The fire-resistance of solar panels on wooden roofs is a frequently asked question by property owners and authorities in charge of releasing building permits.
One point to be addressed is the possible increase of the flammability of the roof, and its effects on the building’s safety. Another concern is about the exposure of first responders to the risk of electrical shock in case of fire on a building with solar panels on the roof-top.
We checked the international safety standards and the testing procedures set by the stanadrs, and discussed the subject with constructors and installers in an effort to answer the following questions:
1) Can solar panels trigger and transmit a fire?
Fire-testing – Source: TUV Rheinland
Solar panels from major manufacturers comply to the IEC 91730 standard. According to the IEC testing procedures any product matching the test is guaranteed as capable of  not inducing any fire if subject to fire close to its surface,  not transmitting fire in case of a burning material left on its top – as it might be the case of a blazing object blown by the wind – and  do not loose its structural resistance during the test. Testing procedures from the TUV Germany are available here.
Another point is the fact that the only inflammable point of a solar panel is the junction box, which is made of uninflammable material, but it may host a flame triggered by electronics components, in case of a failure in the isolating material of the wiring connection. The worst that we have seen is that the PVC which the junction box is made of melts down, but the fire did never receive fuel enough to keep burning or to spread the ignition to the roof.
Our statistic (based on about eighty solar plants under maintenance service since 2008) shows that it happens in less than 0,001 % of the installed panels, and actually it happens soon after the installation and regardless of the installation mode – which let us believe that the cause is a defective production.
Indeed, as a junction box burns out, the DC circuit connecting the panels along a string opens up with two effects: to isolate the faulty panels from the other, and to stir an alert into the string monitor system (if there is one installed).

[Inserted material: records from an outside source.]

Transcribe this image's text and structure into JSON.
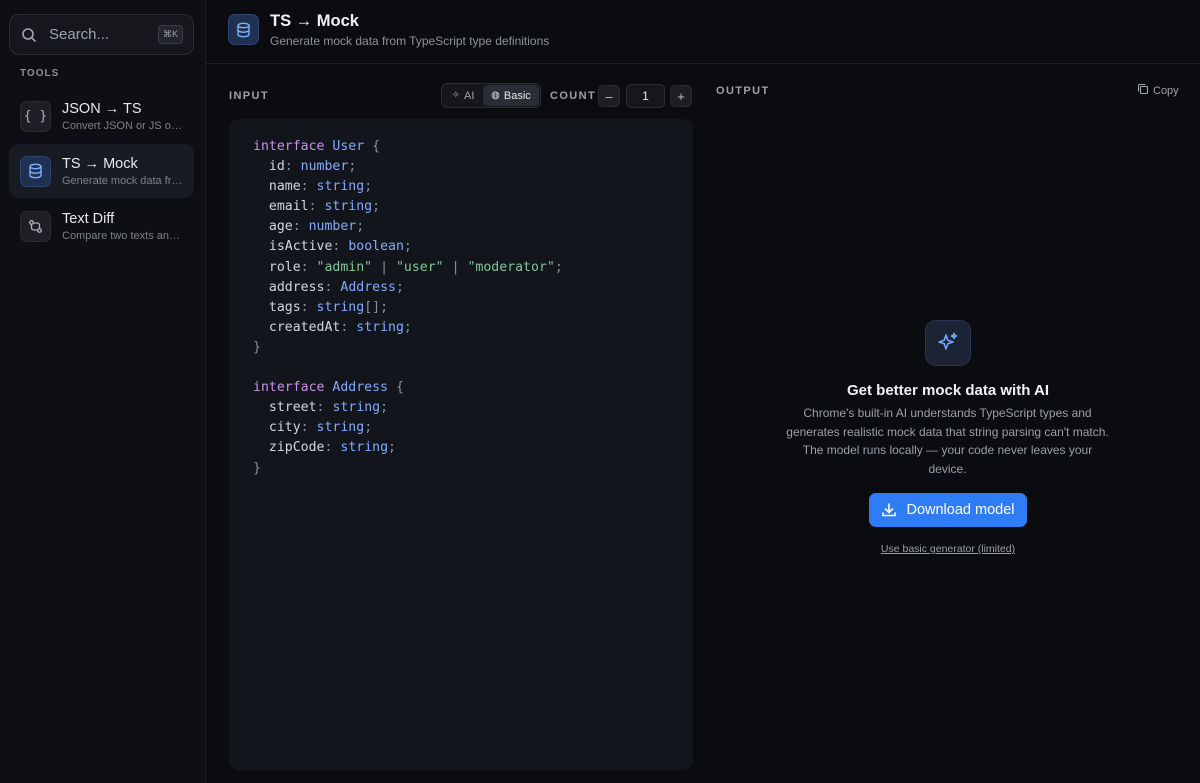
{
  "sidebar": {
    "search": {
      "placeholder": "Search...",
      "shortcut": "⌘K"
    },
    "section_label": "TOOLS",
    "items": [
      {
        "icon": "braces-icon",
        "glyph": "{ }",
        "title": "JSON → TS",
        "subtitle": "Convert JSON or JS objects to TypeScript"
      },
      {
        "icon": "database-icon",
        "title": "TS → Mock",
        "subtitle": "Generate mock data from TypeScript",
        "active": true
      },
      {
        "icon": "git-compare-icon",
        "title": "Text Diff",
        "subtitle": "Compare two texts and see differences"
      }
    ]
  },
  "header": {
    "title": "TS → Mock",
    "subtitle": "Generate mock data from TypeScript type definitions"
  },
  "input": {
    "label": "INPUT",
    "mode_ai_label": "AI",
    "mode_basic_label": "Basic",
    "selected_mode": "Basic",
    "count_label": "COUNT",
    "decrement_label": "–",
    "increment_label": "+",
    "count_value": "1",
    "code_lines": [
      "interface User {",
      "  id: number;",
      "  name: string;",
      "  email: string;",
      "  age: number;",
      "  isActive: boolean;",
      "  role: \"admin\" | \"user\" | \"moderator\";",
      "  address: Address;",
      "  tags: string[];",
      "  createdAt: string;",
      "}",
      "",
      "interface Address {",
      "  street: string;",
      "  city: string;",
      "  zipCode: string;",
      "}"
    ]
  },
  "output": {
    "label": "OUTPUT",
    "copy_label": "Copy",
    "ai_title": "Get better mock data with AI",
    "ai_description": "Chrome's built-in AI understands TypeScript types and generates realistic mock data that string parsing can't match. The model runs locally — your code never leaves your device.",
    "download_label": "Download model",
    "basic_link_label": "Use basic generator (limited)"
  },
  "colors": {
    "accent": "#2f7df6",
    "keyword": "#c792ea",
    "type": "#82aaff",
    "string": "#7ec699"
  }
}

2) Can a solar panel increase the chance of flammability of a wooden roof?
There are two facts about fire:  fires go bottom-up (unless there are accelerants increasing the fire’s ignition point toward other directions);  fires require fuel, heat and air to keep burning.
 Solar panels are mounted on the top of the outer roof’s layer, so there’s no way the flames can spread underneath; the mounting structure is made of Aluminum and steel; cables and connectors are made of flame-retardant material. Even in case of strong winds from the panels’ side of the roof, the lack of consistent fuel in the back of the modules prevents the ignition of the roof’s outer layer and the timber beams underneath.
 The commonly used roofing system (clay tiles, tin roofs, asphalt built-in coverings) are made of original flame-retardant raw material. In any other case – as is the case of wood shingles – it is advisable to install a flame-resistant intermediate layer on top of the non-flame-retardant layer as additional safety.
Generally speaking, we can assume that solar panels do not add the fire-resistance risk of a wooden-roofed building, provided that the roofing cover has been correctly built of a commonly available flame-retardant material.